Every single record needs to be restated word for word.
★ ★ ★ ★ ★
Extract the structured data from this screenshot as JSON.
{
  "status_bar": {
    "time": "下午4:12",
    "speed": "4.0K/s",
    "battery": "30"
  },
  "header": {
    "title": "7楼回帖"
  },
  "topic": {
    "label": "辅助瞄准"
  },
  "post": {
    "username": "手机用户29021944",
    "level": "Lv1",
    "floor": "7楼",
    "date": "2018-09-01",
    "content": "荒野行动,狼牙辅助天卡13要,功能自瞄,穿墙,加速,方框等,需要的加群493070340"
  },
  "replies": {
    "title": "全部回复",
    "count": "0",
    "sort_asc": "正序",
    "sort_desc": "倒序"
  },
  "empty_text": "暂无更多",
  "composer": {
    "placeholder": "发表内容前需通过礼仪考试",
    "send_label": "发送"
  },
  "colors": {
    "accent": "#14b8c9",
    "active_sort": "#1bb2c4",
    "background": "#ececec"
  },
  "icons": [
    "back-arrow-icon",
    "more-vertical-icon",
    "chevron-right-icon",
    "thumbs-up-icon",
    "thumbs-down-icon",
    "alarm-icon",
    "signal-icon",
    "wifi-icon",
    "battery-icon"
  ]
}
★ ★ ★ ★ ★
Written response:
Extract the structured data from this screenshot as JSON.
{
  "status_bar": {
    "time": "下午4:12",
    "speed": "4.0K/s",
    "battery": "30"
  },
  "header": {
    "title": "7楼回帖"
  },
  "topic": {
    "label": "辅助瞄准"
  },
  "post": {
    "username": "手机用户29021944",
    "level": "Lv1",
    "floor": "7楼",
    "date": "2018-09-01",
    "content": "荒野行动,狼牙辅助天卡13要,功能自瞄,穿墙,加速,方框等,需要的加群493070340"
  },
  "replies": {
    "title": "全部回复",
    "count": "0",
    "sort_asc": "正序",
    "sort_desc": "倒序"
  },
  "empty_text": "暂无更多",
  "composer": {
    "placeholder": "发表内容前需通过礼仪考试",
    "send_label": "发送"
  },
  "colors": {
    "accent": "#14b8c9",
    "active_sort": "#1bb2c4",
    "background": "#ececec"
  },
  "icons": [
    "back-arrow-icon",
    "more-vertical-icon",
    "chevron-right-icon",
    "thumbs-up-icon",
    "thumbs-down-icon",
    "alarm-icon",
    "signal-icon",
    "wifi-icon",
    "battery-icon"
  ]
}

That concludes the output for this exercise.